### Exercise description
All of the data is to be restated word for word.

◆ ◆ ◆ ◆ ◆ ◆ ◆

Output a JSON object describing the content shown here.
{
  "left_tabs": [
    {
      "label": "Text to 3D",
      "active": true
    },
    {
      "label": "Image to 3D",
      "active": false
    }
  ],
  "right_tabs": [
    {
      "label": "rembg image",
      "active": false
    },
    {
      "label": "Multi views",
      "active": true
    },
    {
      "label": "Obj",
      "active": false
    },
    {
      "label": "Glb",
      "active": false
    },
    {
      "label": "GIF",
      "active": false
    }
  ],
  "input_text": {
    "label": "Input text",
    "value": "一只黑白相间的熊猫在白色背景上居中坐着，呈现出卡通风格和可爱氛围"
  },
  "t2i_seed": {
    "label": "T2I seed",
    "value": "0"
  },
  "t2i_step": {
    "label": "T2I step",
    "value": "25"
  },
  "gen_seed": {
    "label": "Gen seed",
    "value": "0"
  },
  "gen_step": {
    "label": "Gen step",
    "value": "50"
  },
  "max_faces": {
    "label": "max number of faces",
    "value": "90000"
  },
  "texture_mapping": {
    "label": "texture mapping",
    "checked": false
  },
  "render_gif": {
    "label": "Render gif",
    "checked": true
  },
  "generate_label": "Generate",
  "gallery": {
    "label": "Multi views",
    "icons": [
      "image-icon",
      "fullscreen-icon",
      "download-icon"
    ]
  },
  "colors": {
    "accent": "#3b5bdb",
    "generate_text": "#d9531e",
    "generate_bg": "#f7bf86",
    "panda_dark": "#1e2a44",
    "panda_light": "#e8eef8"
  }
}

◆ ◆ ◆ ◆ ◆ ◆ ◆

### Response area
Output a JSON object describing the content shown here.
{
  "left_tabs": [
    {
      "label": "Text to 3D",
      "active": true
    },
    {
      "label": "Image to 3D",
      "active": false
    }
  ],
  "right_tabs": [
    {
      "label": "rembg image",
      "active": false
    },
    {
      "label": "Multi views",
      "active": true
    },
    {
      "label": "Obj",
      "active": false
    },
    {
      "label": "Glb",
      "active": false
    },
    {
      "label": "GIF",
      "active": false
    }
  ],
  "input_text": {
    "label": "Input text",
    "value": "一只黑白相间的熊猫在白色背景上居中坐着，呈现出卡通风格和可爱氛围"
  },
  "t2i_seed": {
    "label": "T2I seed",
    "value": "0"
  },
  "t2i_step": {
    "label": "T2I step",
    "value": "25"
  },
  "gen_seed": {
    "label": "Gen seed",
    "value": "0"
  },
  "gen_step": {
    "label": "Gen step",
    "value": "50"
  },
  "max_faces": {
    "label": "max number of faces",
    "value": "90000"
  },
  "texture_mapping": {
    "label": "texture mapping",
    "checked": false
  },
  "render_gif": {
    "label": "Render gif",
    "checked": true
  },
  "generate_label": "Generate",
  "gallery": {
    "label": "Multi views",
    "icons": [
      "image-icon",
      "fullscreen-icon",
      "download-icon"
    ]
  },
  "colors": {
    "accent": "#3b5bdb",
    "generate_text": "#d9531e",
    "generate_bg": "#f7bf86",
    "panda_dark": "#1e2a44",
    "panda_light": "#e8eef8"
  }
}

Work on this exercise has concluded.